Aim of the exercise: Identify each line below that contains the word "plugin", and copy it out.
━━━ Records for the exercise ━━━
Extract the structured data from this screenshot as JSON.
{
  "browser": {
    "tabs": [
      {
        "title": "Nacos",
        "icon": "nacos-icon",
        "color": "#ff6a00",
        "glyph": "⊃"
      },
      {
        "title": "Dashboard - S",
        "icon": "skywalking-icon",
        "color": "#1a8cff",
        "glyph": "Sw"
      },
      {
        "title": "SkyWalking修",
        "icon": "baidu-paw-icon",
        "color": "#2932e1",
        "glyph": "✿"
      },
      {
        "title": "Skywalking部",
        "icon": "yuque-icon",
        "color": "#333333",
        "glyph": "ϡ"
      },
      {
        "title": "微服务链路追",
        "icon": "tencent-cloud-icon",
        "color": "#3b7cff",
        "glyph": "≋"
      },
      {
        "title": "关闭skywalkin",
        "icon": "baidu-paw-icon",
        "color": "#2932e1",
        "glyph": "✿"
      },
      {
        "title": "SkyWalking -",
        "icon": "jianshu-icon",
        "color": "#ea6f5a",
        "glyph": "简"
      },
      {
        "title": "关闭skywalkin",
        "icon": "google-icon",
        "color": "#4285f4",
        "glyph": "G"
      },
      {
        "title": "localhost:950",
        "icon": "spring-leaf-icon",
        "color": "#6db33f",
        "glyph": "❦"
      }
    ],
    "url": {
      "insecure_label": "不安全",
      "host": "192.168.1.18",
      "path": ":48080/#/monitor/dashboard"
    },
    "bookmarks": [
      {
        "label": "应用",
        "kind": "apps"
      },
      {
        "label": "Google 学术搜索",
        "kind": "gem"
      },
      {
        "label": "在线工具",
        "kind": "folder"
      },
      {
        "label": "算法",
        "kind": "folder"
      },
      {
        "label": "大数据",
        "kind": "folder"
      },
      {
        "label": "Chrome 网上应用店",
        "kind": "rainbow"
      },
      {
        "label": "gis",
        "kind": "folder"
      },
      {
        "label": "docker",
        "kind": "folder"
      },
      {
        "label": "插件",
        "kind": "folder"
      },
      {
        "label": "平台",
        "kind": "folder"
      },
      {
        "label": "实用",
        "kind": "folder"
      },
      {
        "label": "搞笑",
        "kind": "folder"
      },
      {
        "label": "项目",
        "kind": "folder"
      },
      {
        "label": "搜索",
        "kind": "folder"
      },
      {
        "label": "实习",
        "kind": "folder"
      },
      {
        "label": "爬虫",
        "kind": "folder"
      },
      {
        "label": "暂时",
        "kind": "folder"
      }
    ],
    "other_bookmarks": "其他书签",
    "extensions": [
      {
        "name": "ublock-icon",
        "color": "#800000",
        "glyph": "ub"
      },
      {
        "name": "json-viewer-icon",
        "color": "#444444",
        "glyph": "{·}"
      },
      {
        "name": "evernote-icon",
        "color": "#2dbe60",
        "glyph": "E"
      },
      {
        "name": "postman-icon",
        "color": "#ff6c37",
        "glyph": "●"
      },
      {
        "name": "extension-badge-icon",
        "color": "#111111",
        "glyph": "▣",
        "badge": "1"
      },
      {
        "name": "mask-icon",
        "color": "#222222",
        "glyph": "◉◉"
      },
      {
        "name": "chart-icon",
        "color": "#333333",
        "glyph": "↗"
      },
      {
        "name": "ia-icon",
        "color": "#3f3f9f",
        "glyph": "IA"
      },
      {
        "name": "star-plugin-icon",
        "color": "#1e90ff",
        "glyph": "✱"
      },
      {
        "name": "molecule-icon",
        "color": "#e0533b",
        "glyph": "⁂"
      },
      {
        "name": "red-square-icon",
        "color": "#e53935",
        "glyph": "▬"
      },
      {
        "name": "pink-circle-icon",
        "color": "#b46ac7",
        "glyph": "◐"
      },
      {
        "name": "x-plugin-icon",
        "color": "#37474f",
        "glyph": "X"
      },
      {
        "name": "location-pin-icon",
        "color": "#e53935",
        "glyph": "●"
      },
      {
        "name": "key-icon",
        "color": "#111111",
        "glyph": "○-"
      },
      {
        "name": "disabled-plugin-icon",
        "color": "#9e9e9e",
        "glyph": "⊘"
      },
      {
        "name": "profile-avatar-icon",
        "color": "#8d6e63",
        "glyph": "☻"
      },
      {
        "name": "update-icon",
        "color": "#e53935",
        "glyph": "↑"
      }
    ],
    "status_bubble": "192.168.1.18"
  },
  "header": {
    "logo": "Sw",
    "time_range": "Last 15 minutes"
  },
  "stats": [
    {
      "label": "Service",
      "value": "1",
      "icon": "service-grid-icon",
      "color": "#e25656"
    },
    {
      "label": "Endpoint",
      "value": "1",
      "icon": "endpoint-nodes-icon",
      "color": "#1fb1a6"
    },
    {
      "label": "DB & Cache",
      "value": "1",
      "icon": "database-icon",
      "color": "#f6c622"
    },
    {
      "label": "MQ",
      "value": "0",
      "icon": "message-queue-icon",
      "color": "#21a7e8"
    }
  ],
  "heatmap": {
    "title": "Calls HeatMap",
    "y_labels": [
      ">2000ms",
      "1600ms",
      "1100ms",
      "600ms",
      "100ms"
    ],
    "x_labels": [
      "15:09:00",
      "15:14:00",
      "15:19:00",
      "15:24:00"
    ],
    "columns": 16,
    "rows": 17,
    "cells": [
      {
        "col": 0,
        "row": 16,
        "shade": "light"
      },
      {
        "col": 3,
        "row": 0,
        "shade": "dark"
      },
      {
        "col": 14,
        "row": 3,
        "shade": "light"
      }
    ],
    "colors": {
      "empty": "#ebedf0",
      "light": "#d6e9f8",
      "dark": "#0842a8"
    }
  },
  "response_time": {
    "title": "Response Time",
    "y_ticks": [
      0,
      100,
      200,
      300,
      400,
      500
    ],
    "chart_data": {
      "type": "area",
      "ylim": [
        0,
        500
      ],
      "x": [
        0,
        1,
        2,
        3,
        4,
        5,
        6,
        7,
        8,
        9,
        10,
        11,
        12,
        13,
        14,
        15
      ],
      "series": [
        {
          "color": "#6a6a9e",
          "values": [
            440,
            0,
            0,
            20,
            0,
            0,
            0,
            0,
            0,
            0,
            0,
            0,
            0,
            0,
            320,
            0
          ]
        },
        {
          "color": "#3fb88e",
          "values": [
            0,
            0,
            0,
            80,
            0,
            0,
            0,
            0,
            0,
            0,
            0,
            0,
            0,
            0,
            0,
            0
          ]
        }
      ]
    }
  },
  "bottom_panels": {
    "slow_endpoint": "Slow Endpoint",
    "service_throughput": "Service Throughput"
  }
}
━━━
Solved exercise:
        "name": "star-plugin-icon",
        "name": "x-plugin-icon",
        "name": "disabled-plugin-icon",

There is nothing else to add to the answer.